Seeing as Char and Al are moving fairly soon it seemed like a good time to head over and visit.
My absolute favourite thing to do in a new city (and seeing as it was too cold and grey to go punting) is to go up the highest tower I can find and see the city from above and in Cambridge this meant climbing the 123 steps of Great St. Mary’s Church tower.
It was quite the tight squeeze circling our way up the tower steps but thankfully the rain and cold had kept most people away and we ascended the tower without having to navigate past people descending!
Near the top of the tower live the church bells and these bells play a familiar tune – the Westminster Chimes. According to the little information panel by the bells the chimes were written for Great St.Mary’s Church and were known as the ‘Cambridge Quarters’ before being used as the chimes for Big Ben.
And after much huffing and puffing – the view from the top.
Now I’m not sure if I’m building some form of reputation, or if Char just wanted to show me that Cambridge can compete with London, but we visited a lot of museums whilst in Cambridge so the rest of this post should follow a familiar theme…
Starting with the biggest and best known we visited the beautiful Fitzwilliam Museum.
Housed within the Fitzwilliam Museum are, the near ubiquitous, Egyptian, Greek and Roman collections as well as a plethora of glass and ceramic artifacts but what stood out for me were the collections of arms and armour and, of course, the paintings.
The arms and armour display contained a full range of weapons from the brutal to the filigreed however the stars for me were a selection of beautifully appointed Italian and German flintlock and wheellock rifles. Upstairs the galleries of the Fitzwilliam Museum are dripping with works from the likes of Cezanne, Monet and Degas however my favourite was actually Armistice Night by William Nicholson – certainly worth a look if you’re visiting Cambridge!
There are quite a few museums packed in to the centre of Cambridge but with the Polar and Zoology museums closed whilst I was visiting this left the Museum of Archaeology & Anthropology and the Sedgwick Museum at the top of our visit list.
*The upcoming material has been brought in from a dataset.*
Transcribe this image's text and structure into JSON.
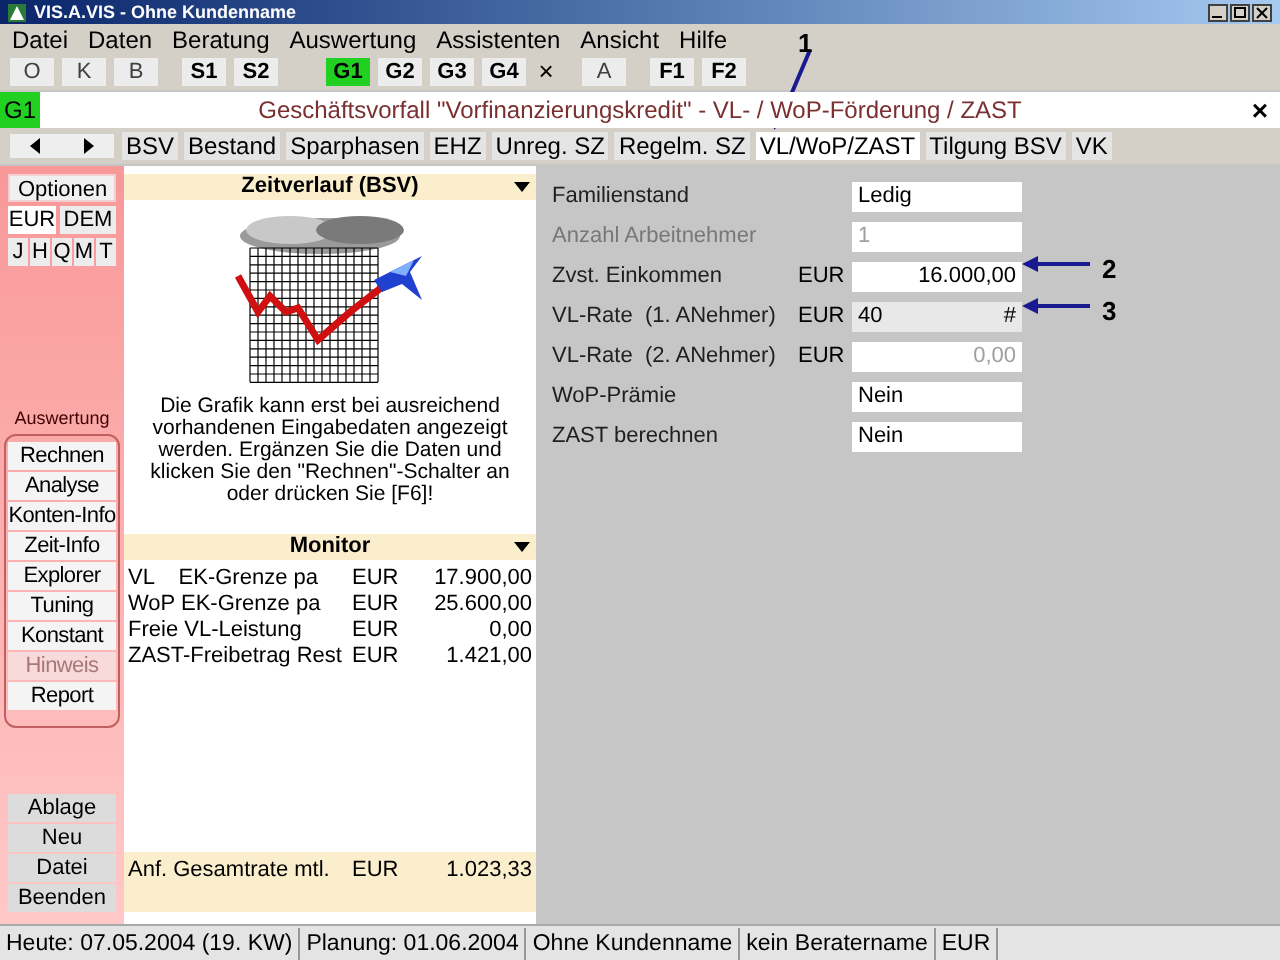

The Museum of Archaeology and Anthropology housed quite the surprise on the second floor (you may be able to spot them in the above photo) – a 26 foot tall (8 metre) Maori Flagpole and a 43 foot tall (13 metre) totem pole.
This flag pole is apparently the only one of its kind outside of New Zealand and was installed in December 2008 – there’s a nice little story about it on the museum’s website although unfortunately the pictures don’t work anymore!
After exploring Maudslay Hall a little more (the actual name of the room just about containing the totem pole) we headed on over to our last destination – the Sedgwick Museum of Earth Sciences.
The museum contains a massive collection of rock samples ranging all the way from precious stones and minerals through to meteorites and stones used for building! Not to be outdone by the young upstart museums cluttering Cambridge (the Sedgwick Museum is the oldest museum in Cambridge having been established in 1728 as the Woodwardian Museum don’t you know?) the museum boasts a collection to rival the paintings of the Fitzwilliam – the ‘Beagle’ Collection. Now the Beagle collection is something special – this is the collection of rocks (and the occasional fossil) that Darwin himself collected when he traveled aboard HMS Beagle. Darwin had boarded HMS Beagle as a geologist and 5 years later disembarked, well, still a geologist – it was another 20 years before On the Origin of Species was published.
Having exhausted ourselves before Cambridge’s supply of museums we called time on our visits and headed back to finish the stupid puzzle we’d started a few evenings earlier. I’m not getting them a puzzle for Christmas again unless I can guarantee I don’t have to do it – especially not when I picked this photo to make it from!